▶ _Work instruction_
Every entry must be duplicated precisely as written.

▶ _Entries taken from a collection_
= = = = = = =
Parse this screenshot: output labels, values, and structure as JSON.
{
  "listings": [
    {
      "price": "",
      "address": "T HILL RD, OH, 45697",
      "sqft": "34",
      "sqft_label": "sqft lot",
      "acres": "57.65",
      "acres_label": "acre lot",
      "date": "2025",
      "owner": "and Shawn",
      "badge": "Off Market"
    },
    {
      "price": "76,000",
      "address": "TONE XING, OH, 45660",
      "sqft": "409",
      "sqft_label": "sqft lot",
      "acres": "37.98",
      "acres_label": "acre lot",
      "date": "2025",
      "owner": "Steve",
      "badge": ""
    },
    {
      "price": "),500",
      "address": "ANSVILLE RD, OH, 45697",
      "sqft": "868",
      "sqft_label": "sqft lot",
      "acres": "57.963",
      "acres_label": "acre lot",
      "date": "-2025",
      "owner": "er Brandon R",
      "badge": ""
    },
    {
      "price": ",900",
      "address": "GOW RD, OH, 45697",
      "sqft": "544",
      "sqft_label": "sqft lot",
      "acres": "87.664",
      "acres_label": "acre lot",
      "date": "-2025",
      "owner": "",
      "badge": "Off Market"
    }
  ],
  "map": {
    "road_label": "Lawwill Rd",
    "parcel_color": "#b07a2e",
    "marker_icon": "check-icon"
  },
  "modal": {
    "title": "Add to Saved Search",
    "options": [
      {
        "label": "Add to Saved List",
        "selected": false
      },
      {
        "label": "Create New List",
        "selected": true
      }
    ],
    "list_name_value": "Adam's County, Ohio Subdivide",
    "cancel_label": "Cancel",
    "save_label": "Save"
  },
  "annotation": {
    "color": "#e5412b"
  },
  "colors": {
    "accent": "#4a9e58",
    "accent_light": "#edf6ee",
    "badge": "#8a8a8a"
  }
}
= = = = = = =
▶ _Response to the task_
Parse this screenshot: output labels, values, and structure as JSON.
{
  "listings": [
    {
      "price": "",
      "address": "T HILL RD, OH, 45697",
      "sqft": "34",
      "sqft_label": "sqft lot",
      "acres": "57.65",
      "acres_label": "acre lot",
      "date": "2025",
      "owner": "and Shawn",
      "badge": "Off Market"
    },
    {
      "price": "76,000",
      "address": "TONE XING, OH, 45660",
      "sqft": "409",
      "sqft_label": "sqft lot",
      "acres": "37.98",
      "acres_label": "acre lot",
      "date": "2025",
      "owner": "Steve",
      "badge": ""
    },
    {
      "price": "),500",
      "address": "ANSVILLE RD, OH, 45697",
      "sqft": "868",
      "sqft_label": "sqft lot",
      "acres": "57.963",
      "acres_label": "acre lot",
      "date": "-2025",
      "owner": "er Brandon R",
      "badge": ""
    },
    {
      "price": ",900",
      "address": "GOW RD, OH, 45697",
      "sqft": "544",
      "sqft_label": "sqft lot",
      "acres": "87.664",
      "acres_label": "acre lot",
      "date": "-2025",
      "owner": "",
      "badge": "Off Market"
    }
  ],
  "map": {
    "road_label": "Lawwill Rd",
    "parcel_color": "#b07a2e",
    "marker_icon": "check-icon"
  },
  "modal": {
    "title": "Add to Saved Search",
    "options": [
      {
        "label": "Add to Saved List",
        "selected": false
      },
      {
        "label": "Create New List",
        "selected": true
      }
    ],
    "list_name_value": "Adam's County, Ohio Subdivide",
    "cancel_label": "Cancel",
    "save_label": "Save"
  },
  "annotation": {
    "color": "#e5412b"
  },
  "colors": {
    "accent": "#4a9e58",
    "accent_light": "#edf6ee",
    "badge": "#8a8a8a"
  }
}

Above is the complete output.